With the Discovery Channel airing the 30th incarnation of its popular Shark Week television event this week, interest in the predator is high. The shows attract millions of viewers, and their popularity has led to multiple Sharknado movies and shark-themed items in popular video games.

Businesses in Arizona are capitalizing on the shark craze, too. OdySea Aquarium, on the Salt River Pima-Maricopa Reservation near Scottsdale, has been filling its July calendar with a variety of shark-related events. Fifty sharks of 14 species live in the aquarium’s tanks, nearly half of them in the biggest tank, called Shark Waters.

But what goes into taking care of so many of these carnivorous creatures? The answer lies behind the scenes: advanced filtration systems, lots of raw fish and a dedicated team of employees, some of whom dive with the sharks on a regular basis.

Christopher Andree, a diver at OdySea aquarium, rinses the saltwater off of his wetsuit after a dive. (Photo by Nick Serpa/Cronkite News)
Nicole Schueller, a staff member at OdySea Aquarium, places raw fish in the aquarium’s fridge to let it thaw before serving it to other fish. (Photo by Nick Serpa/Cronkite News)

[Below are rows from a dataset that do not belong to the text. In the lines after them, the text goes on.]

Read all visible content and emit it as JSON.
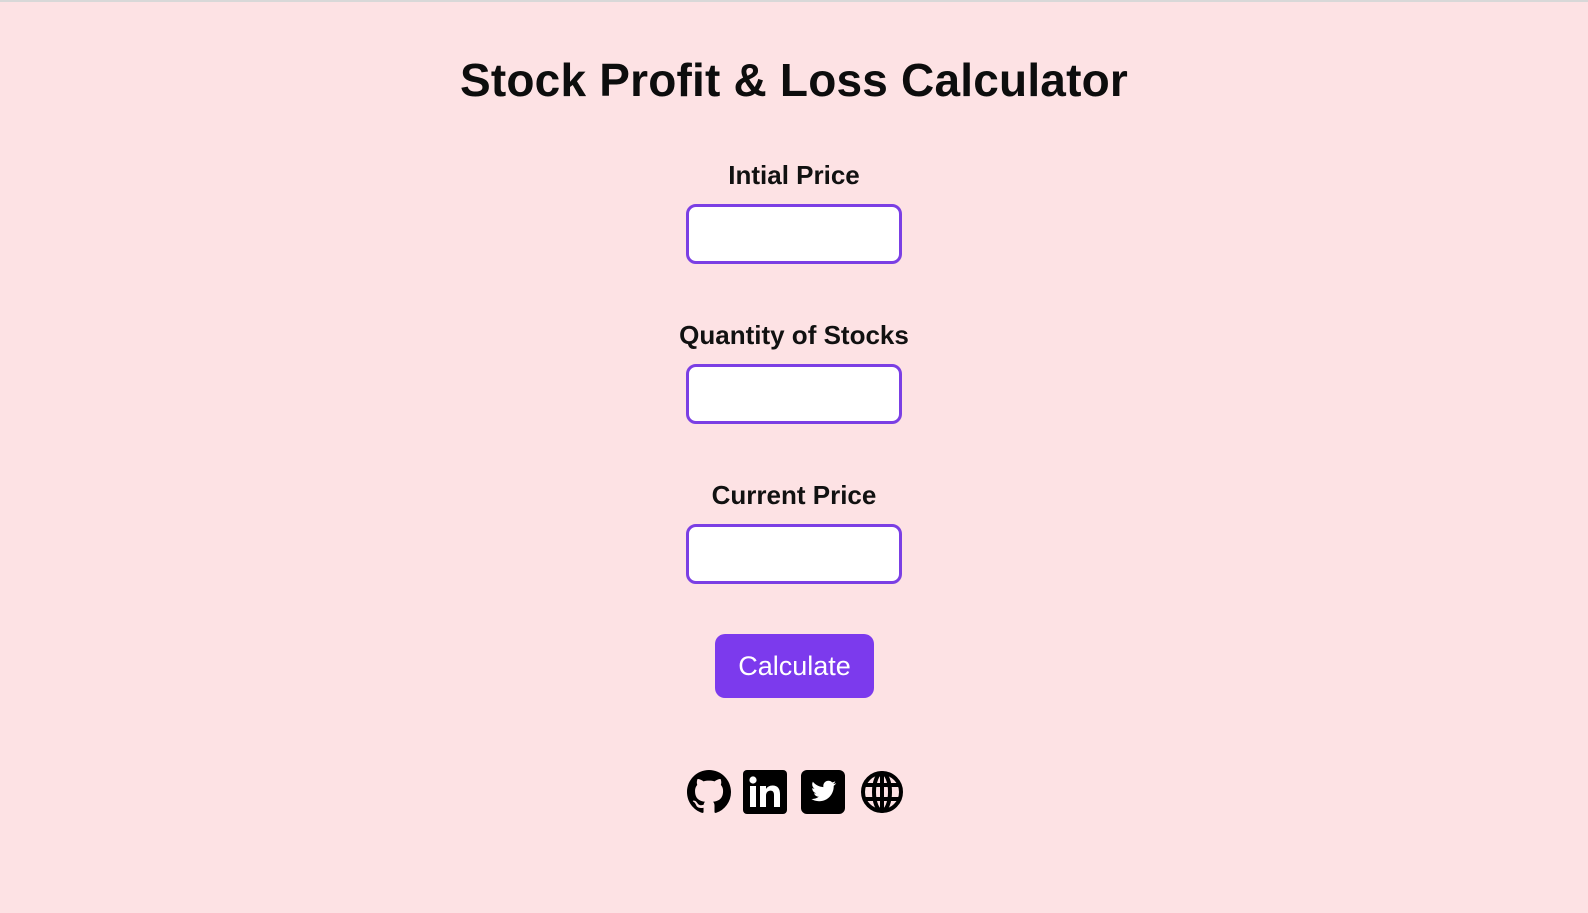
{
  "header": {
    "title": "Stock Profit & Loss Calculator"
  },
  "form": {
    "initial_price": {
      "label": "Intial Price",
      "value": "",
      "placeholder": ""
    },
    "quantity": {
      "label": "Quantity of Stocks",
      "value": "",
      "placeholder": ""
    },
    "current_price": {
      "label": "Current Price",
      "value": "",
      "placeholder": ""
    },
    "calculate_label": "Calculate"
  },
  "footer": {
    "social_icons": [
      "github-icon",
      "linkedin-icon",
      "twitter-icon",
      "globe-icon"
    ]
  },
  "colors": {
    "background": "#fde2e4",
    "accent": "#7c3aed",
    "input_border": "#7b3fe4",
    "text": "#111111"
  }
}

Known as a protein fractionator, this machine uses foam to filter animal waste and other impurities from OdySea’s water before pumping it back to the tanks. OdySea uses nearly three miles of pipes to pump water throughout the facility. (Photo by Nick Serpa/Cronkite News)